### WHAT THE EXERCISE ASKS
Whichever lines include the word "back", copy them as they appear in the data.
==================================================
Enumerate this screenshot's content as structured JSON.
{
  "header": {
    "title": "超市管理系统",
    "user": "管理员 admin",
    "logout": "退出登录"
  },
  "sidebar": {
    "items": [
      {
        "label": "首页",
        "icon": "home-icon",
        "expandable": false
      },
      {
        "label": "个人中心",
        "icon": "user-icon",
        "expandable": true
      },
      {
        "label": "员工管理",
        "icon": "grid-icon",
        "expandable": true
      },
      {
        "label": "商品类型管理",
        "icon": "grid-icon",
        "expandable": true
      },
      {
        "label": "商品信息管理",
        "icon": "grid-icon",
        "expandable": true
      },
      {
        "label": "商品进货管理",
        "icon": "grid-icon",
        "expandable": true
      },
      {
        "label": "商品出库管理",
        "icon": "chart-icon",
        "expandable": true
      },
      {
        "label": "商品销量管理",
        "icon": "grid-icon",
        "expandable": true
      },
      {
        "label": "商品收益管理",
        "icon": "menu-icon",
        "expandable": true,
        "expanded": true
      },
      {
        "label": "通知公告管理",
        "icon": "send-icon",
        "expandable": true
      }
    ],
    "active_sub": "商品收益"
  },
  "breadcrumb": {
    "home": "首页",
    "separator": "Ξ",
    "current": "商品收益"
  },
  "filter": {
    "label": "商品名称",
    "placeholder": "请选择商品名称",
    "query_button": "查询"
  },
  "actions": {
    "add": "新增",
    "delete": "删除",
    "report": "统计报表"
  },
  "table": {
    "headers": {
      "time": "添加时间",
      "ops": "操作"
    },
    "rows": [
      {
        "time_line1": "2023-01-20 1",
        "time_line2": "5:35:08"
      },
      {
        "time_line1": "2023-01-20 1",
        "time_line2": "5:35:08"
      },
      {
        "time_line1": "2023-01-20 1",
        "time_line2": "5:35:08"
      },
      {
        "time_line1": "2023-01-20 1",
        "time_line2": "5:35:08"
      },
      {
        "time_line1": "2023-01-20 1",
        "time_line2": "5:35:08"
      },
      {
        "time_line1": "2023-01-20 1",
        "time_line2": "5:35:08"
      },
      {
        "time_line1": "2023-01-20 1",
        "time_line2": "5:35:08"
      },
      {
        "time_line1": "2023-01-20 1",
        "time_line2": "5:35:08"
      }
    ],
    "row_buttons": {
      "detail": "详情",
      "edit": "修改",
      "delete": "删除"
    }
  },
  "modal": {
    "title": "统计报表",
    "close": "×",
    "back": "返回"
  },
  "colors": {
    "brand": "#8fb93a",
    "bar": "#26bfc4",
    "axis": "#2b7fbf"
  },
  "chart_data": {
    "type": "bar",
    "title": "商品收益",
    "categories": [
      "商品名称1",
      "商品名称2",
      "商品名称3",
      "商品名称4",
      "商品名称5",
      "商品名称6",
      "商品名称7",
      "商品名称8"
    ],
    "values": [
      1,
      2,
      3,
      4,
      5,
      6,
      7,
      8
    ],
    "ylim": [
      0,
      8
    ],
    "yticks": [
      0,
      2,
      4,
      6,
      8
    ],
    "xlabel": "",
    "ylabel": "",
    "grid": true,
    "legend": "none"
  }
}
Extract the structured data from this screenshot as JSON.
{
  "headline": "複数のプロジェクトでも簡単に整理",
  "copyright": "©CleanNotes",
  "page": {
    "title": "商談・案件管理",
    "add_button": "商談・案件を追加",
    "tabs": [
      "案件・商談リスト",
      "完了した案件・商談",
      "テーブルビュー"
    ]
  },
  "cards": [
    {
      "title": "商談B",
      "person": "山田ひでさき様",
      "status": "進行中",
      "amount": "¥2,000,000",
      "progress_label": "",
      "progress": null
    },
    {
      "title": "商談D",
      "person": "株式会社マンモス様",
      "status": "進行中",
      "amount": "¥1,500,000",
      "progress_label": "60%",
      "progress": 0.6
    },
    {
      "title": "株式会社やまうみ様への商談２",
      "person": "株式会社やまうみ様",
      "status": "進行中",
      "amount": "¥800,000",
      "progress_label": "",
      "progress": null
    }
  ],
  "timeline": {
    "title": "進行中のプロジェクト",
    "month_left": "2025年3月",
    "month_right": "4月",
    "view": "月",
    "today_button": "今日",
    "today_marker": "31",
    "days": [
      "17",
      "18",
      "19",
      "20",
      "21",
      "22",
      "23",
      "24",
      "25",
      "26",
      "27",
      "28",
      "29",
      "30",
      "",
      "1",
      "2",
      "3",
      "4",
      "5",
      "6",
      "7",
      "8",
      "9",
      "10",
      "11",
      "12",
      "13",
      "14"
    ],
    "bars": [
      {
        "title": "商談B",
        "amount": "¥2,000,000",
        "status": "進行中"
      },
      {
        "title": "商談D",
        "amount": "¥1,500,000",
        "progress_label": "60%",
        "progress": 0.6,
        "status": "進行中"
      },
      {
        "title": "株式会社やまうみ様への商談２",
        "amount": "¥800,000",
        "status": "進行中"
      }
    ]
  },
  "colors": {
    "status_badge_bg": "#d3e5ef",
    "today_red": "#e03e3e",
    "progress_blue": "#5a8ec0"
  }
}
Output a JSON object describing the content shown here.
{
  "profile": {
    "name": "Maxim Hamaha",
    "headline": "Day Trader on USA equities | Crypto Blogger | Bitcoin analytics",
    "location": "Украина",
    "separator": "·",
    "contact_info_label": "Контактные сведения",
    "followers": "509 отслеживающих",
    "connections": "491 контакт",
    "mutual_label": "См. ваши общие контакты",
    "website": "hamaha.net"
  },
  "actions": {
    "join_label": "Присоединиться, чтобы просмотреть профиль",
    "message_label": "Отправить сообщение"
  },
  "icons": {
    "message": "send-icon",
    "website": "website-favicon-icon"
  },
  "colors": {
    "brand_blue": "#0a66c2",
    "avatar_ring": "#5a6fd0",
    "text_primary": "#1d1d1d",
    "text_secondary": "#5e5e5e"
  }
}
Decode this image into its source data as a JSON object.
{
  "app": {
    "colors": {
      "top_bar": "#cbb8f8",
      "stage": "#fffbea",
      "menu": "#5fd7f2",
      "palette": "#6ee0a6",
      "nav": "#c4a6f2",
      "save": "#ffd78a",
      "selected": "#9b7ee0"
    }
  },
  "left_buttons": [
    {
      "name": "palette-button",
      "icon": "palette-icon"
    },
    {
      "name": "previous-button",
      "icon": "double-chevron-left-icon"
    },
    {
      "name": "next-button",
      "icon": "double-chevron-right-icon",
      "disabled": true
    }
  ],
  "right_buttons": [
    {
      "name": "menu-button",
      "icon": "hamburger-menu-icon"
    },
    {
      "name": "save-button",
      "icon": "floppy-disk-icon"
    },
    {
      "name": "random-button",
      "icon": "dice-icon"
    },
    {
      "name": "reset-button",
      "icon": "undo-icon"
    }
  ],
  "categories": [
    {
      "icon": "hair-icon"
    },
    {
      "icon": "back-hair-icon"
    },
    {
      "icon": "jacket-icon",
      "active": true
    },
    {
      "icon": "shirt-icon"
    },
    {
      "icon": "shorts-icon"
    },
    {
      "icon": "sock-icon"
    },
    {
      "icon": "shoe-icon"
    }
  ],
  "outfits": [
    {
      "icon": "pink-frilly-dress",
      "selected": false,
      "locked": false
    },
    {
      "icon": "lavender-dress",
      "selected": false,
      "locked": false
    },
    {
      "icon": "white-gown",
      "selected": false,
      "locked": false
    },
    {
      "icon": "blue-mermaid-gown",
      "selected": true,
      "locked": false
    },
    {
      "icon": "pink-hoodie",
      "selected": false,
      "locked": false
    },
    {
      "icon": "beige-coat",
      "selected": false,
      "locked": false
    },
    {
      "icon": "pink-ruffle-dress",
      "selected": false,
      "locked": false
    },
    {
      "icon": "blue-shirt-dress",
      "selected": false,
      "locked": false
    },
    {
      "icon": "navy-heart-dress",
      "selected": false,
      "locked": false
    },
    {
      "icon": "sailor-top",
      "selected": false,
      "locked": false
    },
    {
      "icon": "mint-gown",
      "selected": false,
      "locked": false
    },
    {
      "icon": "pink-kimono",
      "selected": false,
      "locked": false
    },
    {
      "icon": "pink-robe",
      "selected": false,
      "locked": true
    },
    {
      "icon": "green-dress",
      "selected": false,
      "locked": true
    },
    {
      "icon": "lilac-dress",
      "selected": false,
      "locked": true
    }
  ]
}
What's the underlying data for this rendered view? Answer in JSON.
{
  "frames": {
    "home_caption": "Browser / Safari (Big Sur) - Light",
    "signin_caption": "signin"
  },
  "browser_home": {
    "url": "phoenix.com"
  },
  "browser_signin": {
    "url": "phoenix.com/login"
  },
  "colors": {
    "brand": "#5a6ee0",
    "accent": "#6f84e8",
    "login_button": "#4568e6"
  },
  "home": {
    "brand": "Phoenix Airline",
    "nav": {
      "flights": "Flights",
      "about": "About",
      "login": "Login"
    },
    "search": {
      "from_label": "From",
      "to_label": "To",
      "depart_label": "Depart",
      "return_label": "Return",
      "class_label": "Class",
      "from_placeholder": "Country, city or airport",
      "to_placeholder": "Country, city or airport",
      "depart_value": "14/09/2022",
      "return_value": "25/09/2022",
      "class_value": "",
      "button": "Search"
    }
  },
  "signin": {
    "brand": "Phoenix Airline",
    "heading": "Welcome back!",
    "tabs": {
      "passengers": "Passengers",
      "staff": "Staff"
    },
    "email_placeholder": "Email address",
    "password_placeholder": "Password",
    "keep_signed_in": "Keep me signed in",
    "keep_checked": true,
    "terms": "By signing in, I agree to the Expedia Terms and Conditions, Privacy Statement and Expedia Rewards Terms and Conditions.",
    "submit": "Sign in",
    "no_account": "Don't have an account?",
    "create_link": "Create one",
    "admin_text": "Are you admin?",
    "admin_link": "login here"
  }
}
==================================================
### TASK RESPONSE
    "back": "返回"
      "icon": "back-hair-icon"
    "heading": "Welcome back!",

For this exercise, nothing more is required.